Illustration of tool making in the Iron Age
Nationalgeographic.co.id–Iron Age was the period when the use of iron was widespread in Europe, Asia and parts of Africa. Since iron adoption didn’t happen at the same time in every part of the world, there really wasn’t one Iron Age, but some Iron Age in various regions.
“The world’s earliest iron objects…began to appear around 3000 BC,” says Nathaniel Erb-Satullo, lecturer in archeology at the Cranfield Forensic Institute in the UK. But ‘it was long before what people call’Iron Age.’”
European scholars began to use the categories Stone Age, Bronze Age and Iron Age in the 19th century (C.E.) to attempt to chronology of European artifacts based on their composition. In Europe and Asia, Iron Age it began around the second and first millennium BC.
The earliest known molten iron came from China in the 8th century BC, according to research published in Advances in Archeomaterials in May 2021. The iron casting process involves mixing iron with carbon and other materials, creating an alloy of iron that is more brittle, but also harder.
Liquid iron plays a big role in the development of China’s agriculture Iron Age. The moldboard plow that appeared in Iron Age The Chinese around the third century BC used cast iron points to push the soil, allowing the development of contour plowing, which reduced soil erosion.

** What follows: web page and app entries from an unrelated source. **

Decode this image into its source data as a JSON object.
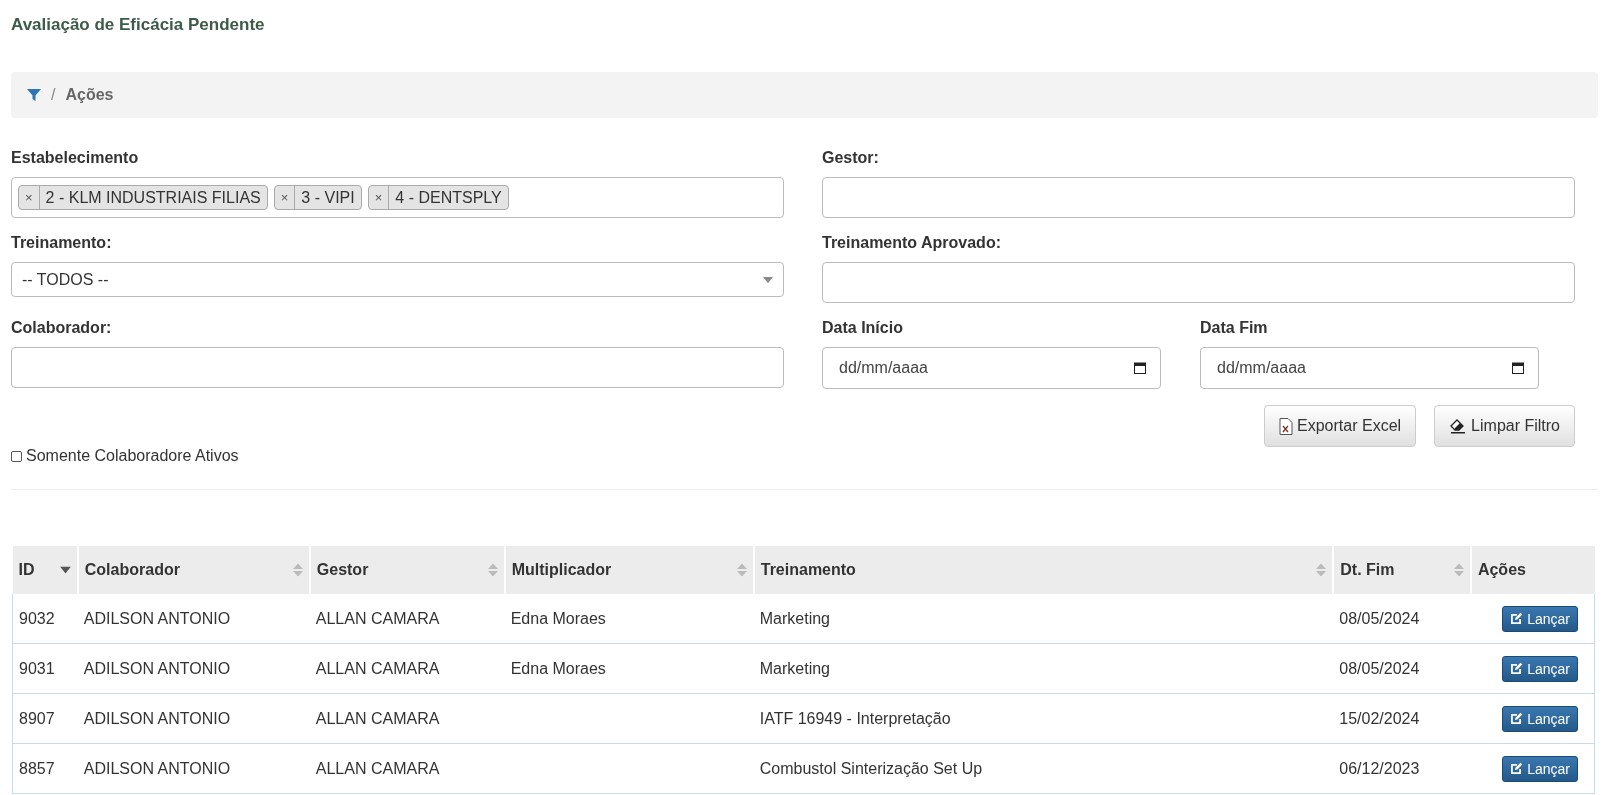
{
  "page_title": "Avaliação de Eficácia Pendente",
  "breadcrumb": {
    "separator": "/",
    "current": "Ações"
  },
  "filters": {
    "estabelecimento": {
      "label": "Estabelecimento",
      "tags": [
        {
          "remove": "×",
          "label": "2 - KLM INDUSTRIAIS FILIAS"
        },
        {
          "remove": "×",
          "label": "3 - VIPI"
        },
        {
          "remove": "×",
          "label": "4 - DENTSPLY"
        }
      ]
    },
    "gestor": {
      "label": "Gestor:"
    },
    "treinamento": {
      "label": "Treinamento:",
      "value": "-- TODOS --"
    },
    "treinamento_aprovado": {
      "label": "Treinamento Aprovado:"
    },
    "colaborador": {
      "label": "Colaborador:"
    },
    "data_inicio": {
      "label": "Data Início",
      "placeholder": "dd/mm/aaaa"
    },
    "data_fim": {
      "label": "Data Fim",
      "placeholder": "dd/mm/aaaa"
    },
    "buttons": [
      {
        "kind": "excel",
        "label": "Exportar Excel"
      },
      {
        "kind": "eraser",
        "label": "Limpar Filtro"
      }
    ],
    "somente_ativos": {
      "label": "Somente Colaboradore Ativos",
      "checked": false
    }
  },
  "table": {
    "columns": [
      {
        "label": "ID",
        "sortable": true,
        "sorted_descending": true
      },
      {
        "label": "Colaborador",
        "sortable": true,
        "sorted_descending": false
      },
      {
        "label": "Gestor",
        "sortable": true,
        "sorted_descending": false
      },
      {
        "label": "Multiplicador",
        "sortable": true,
        "sorted_descending": false
      },
      {
        "label": "Treinamento",
        "sortable": true,
        "sorted_descending": false
      },
      {
        "label": "Dt. Fim",
        "sortable": true,
        "sorted_descending": false
      },
      {
        "label": "Ações",
        "sortable": false
      }
    ],
    "rows": [
      {
        "cells": [
          "9032",
          "ADILSON ANTONIO",
          "ALLAN CAMARA",
          "Edna Moraes",
          "Marketing",
          "08/05/2024"
        ],
        "action": "Lançar"
      },
      {
        "cells": [
          "9031",
          "ADILSON ANTONIO",
          "ALLAN CAMARA",
          "Edna Moraes",
          "Marketing",
          "08/05/2024"
        ],
        "action": "Lançar"
      },
      {
        "cells": [
          "8907",
          "ADILSON ANTONIO",
          "ALLAN CAMARA",
          "",
          "IATF 16949 - Interpretação",
          "15/02/2024"
        ],
        "action": "Lançar"
      },
      {
        "cells": [
          "8857",
          "ADILSON ANTONIO",
          "ALLAN CAMARA",
          "",
          "Combustol Sinterização Set Up",
          "06/12/2023"
        ],
        "action": "Lançar"
      }
    ]
  }
}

Cooling iron is another process for making iron harder and more brittle which is important during Iron Age in Europe and Asia. Iron by itself isn’t necessarily harder than bronze, but quenching is one technique that helps make iron into steel, which can make iron harder than bronze.
It’s very difficult to know when cooling begins, says Erb-Satullo. He showed that The Odyssey, compiled by the Greek poet Homer around the 8th or 7th century BC, contains references to refrigeration. This occurs in the scene where Odysseus throws a piece of sharpened and heated wood into the eye of a cyclops: “as when a man working as a blacksmith plunges a large, sharp ax into cold water, treats it gently, for this is how steel is made strong, though so the Cyclops’ eyes hissed like olive rays.”
Athenian Agora Excavations
Inside the curse urn, archaeologists found iron nails, coins and chicken bones.
Clara Amit, Israel Antiquities Authority
Undyed wool textiles were found at Site 34, typical of Iron Age Timna.
Weapons of Steel
Iron swords and daggers did not begin in the Iron Age. King Tutankhamun was buried with an iron dagger possibly made from a meteorite in the 14th century BC, long before scholars place the beginning of the Iron Age. The main innovation of Iron Age weapons was not that they used iron, but that they ended up using steel resulting from new metallurgical techniques.
Early iron swords weren’t always better or tougher than bronze swords, but innovations like refrigeration helped make strong steel swords more common over time. One of the most famous surviving Iron Age steel swords is the Vered Jericho, which dates back to the 7th century BC in ancient Israel.
Even as iron and steel became widespread, the people of the Iron Age continued to manufacture bronze weapons and tools. In addition, there are new technological developments that use old materials such as gold, silver and even stone.
National Archaeological Research Center
The spear cub found by the archaeological research team in Lake Matano. This area was once a famous producer of iron and nickel in the Middle Ages.
Marten Teigen, Museum of Cultural History/Secretoftheice.com
Iron Age tunic, radiocarbon-dated 300 AD Found on an iceberg pass.
The weight measurement of gold and silver occurred during the Bronze Age, but the first coins—that is, pieces of metal minted for exchange—seem to have appeared in the Anatolian Iron Age, Erb-Satullo said.
The first coins appeared around 600 BC in Lydia, a kingdom on the Anatolian peninsula (modern Turkey). These coins, minted with the image of a lion, were of the same weight and purity, and may have been used as a form of currency.
The Roman Empire began producing coins in the late 4th century BC, starting with bronze and then moving on to silver and gold. Coins unearthed in London date to the first century BC, around the time the Roman Empire invaded the region, showing the god Apollo on one side and an attacking bull on the other.
Rotary Stone Mill
Another Iron Age discovery that did not directly involve iron was the rotary stone mill. This is a new type of grinder, a tool used to grind grain by hand that has been around for thousands of years, since 5600 BC.
The rotary millstone that appeared in Iron Age England around 400 BC consists of two stones stacked on top of each other. The rock at the top had a hole through which someone would pour grain. The user will then rotate the top stone to grind the grain between the stones, and the ground grain will spill to the side.